------ DATA IN THIS EXERCISE
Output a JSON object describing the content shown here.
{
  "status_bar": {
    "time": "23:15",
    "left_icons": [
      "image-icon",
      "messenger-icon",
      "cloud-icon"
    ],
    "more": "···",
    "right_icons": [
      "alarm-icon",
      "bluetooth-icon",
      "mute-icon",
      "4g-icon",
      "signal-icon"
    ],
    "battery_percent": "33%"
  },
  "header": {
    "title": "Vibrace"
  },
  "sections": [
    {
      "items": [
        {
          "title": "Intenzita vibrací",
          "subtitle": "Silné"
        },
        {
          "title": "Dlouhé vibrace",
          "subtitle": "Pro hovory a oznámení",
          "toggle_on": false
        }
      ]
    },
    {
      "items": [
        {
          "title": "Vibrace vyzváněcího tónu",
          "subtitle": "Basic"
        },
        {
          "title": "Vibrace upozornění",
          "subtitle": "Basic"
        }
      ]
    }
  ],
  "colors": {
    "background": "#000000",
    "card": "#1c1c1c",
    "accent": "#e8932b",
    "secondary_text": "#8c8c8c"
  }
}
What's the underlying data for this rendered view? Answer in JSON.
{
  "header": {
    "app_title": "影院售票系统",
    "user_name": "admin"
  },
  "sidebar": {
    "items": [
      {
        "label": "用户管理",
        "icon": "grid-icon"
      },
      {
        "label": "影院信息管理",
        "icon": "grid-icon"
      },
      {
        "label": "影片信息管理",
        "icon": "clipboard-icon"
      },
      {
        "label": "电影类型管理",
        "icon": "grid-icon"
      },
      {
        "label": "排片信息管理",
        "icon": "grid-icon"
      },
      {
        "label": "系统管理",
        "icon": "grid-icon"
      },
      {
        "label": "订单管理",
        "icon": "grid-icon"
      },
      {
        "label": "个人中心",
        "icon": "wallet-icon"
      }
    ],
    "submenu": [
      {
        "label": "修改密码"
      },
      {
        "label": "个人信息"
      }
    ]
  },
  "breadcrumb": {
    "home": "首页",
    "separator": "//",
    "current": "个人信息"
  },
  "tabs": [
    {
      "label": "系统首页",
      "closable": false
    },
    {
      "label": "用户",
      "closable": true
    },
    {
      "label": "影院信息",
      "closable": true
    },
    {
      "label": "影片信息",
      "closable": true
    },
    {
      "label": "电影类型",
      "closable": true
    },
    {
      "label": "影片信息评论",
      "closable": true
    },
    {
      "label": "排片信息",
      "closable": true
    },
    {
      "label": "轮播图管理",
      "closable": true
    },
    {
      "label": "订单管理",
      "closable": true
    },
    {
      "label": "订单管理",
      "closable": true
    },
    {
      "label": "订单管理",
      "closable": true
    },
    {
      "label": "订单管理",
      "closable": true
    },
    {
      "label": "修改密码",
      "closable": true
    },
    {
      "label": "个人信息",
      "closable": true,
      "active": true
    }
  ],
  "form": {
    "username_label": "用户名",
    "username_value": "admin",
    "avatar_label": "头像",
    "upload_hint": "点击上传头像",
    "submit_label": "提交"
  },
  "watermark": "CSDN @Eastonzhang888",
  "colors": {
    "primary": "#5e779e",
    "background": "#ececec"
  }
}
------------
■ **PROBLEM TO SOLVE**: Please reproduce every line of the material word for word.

■ **ANSWER FOR THIS EXERCISE**:
Output a JSON object describing the content shown here.
{
  "status_bar": {
    "time": "23:15",
    "left_icons": [
      "image-icon",
      "messenger-icon",
      "cloud-icon"
    ],
    "more": "···",
    "right_icons": [
      "alarm-icon",
      "bluetooth-icon",
      "mute-icon",
      "4g-icon",
      "signal-icon"
    ],
    "battery_percent": "33%"
  },
  "header": {
    "title": "Vibrace"
  },
  "sections": [
    {
      "items": [
        {
          "title": "Intenzita vibrací",
          "subtitle": "Silné"
        },
        {
          "title": "Dlouhé vibrace",
          "subtitle": "Pro hovory a oznámení",
          "toggle_on": false
        }
      ]
    },
    {
      "items": [
        {
          "title": "Vibrace vyzváněcího tónu",
          "subtitle": "Basic"
        },
        {
          "title": "Vibrace upozornění",
          "subtitle": "Basic"
        }
      ]
    }
  ],
  "colors": {
    "background": "#000000",
    "card": "#1c1c1c",
    "accent": "#e8932b",
    "secondary_text": "#8c8c8c"
  }
}
What's the underlying data for this rendered view? Answer in JSON.
{
  "header": {
    "app_title": "影院售票系统",
    "user_name": "admin"
  },
  "sidebar": {
    "items": [
      {
        "label": "用户管理",
        "icon": "grid-icon"
      },
      {
        "label": "影院信息管理",
        "icon": "grid-icon"
      },
      {
        "label": "影片信息管理",
        "icon": "clipboard-icon"
      },
      {
        "label": "电影类型管理",
        "icon": "grid-icon"
      },
      {
        "label": "排片信息管理",
        "icon": "grid-icon"
      },
      {
        "label": "系统管理",
        "icon": "grid-icon"
      },
      {
        "label": "订单管理",
        "icon": "grid-icon"
      },
      {
        "label": "个人中心",
        "icon": "wallet-icon"
      }
    ],
    "submenu": [
      {
        "label": "修改密码"
      },
      {
        "label": "个人信息"
      }
    ]
  },
  "breadcrumb": {
    "home": "首页",
    "separator": "//",
    "current": "个人信息"
  },
  "tabs": [
    {
      "label": "系统首页",
      "closable": false
    },
    {
      "label": "用户",
      "closable": true
    },
    {
      "label": "影院信息",
      "closable": true
    },
    {
      "label": "影片信息",
      "closable": true
    },
    {
      "label": "电影类型",
      "closable": true
    },
    {
      "label": "影片信息评论",
      "closable": true
    },
    {
      "label": "排片信息",
      "closable": true
    },
    {
      "label": "轮播图管理",
      "closable": true
    },
    {
      "label": "订单管理",
      "closable": true
    },
    {
      "label": "订单管理",
      "closable": true
    },
    {
      "label": "订单管理",
      "closable": true
    },
    {
      "label": "订单管理",
      "closable": true
    },
    {
      "label": "修改密码",
      "closable": true
    },
    {
      "label": "个人信息",
      "closable": true,
      "active": true
    }
  ],
  "form": {
    "username_label": "用户名",
    "username_value": "admin",
    "avatar_label": "头像",
    "upload_hint": "点击上传头像",
    "submit_label": "提交"
  },
  "watermark": "CSDN @Eastonzhang888",
  "colors": {
    "primary": "#5e779e",
    "background": "#ececec"
  }
}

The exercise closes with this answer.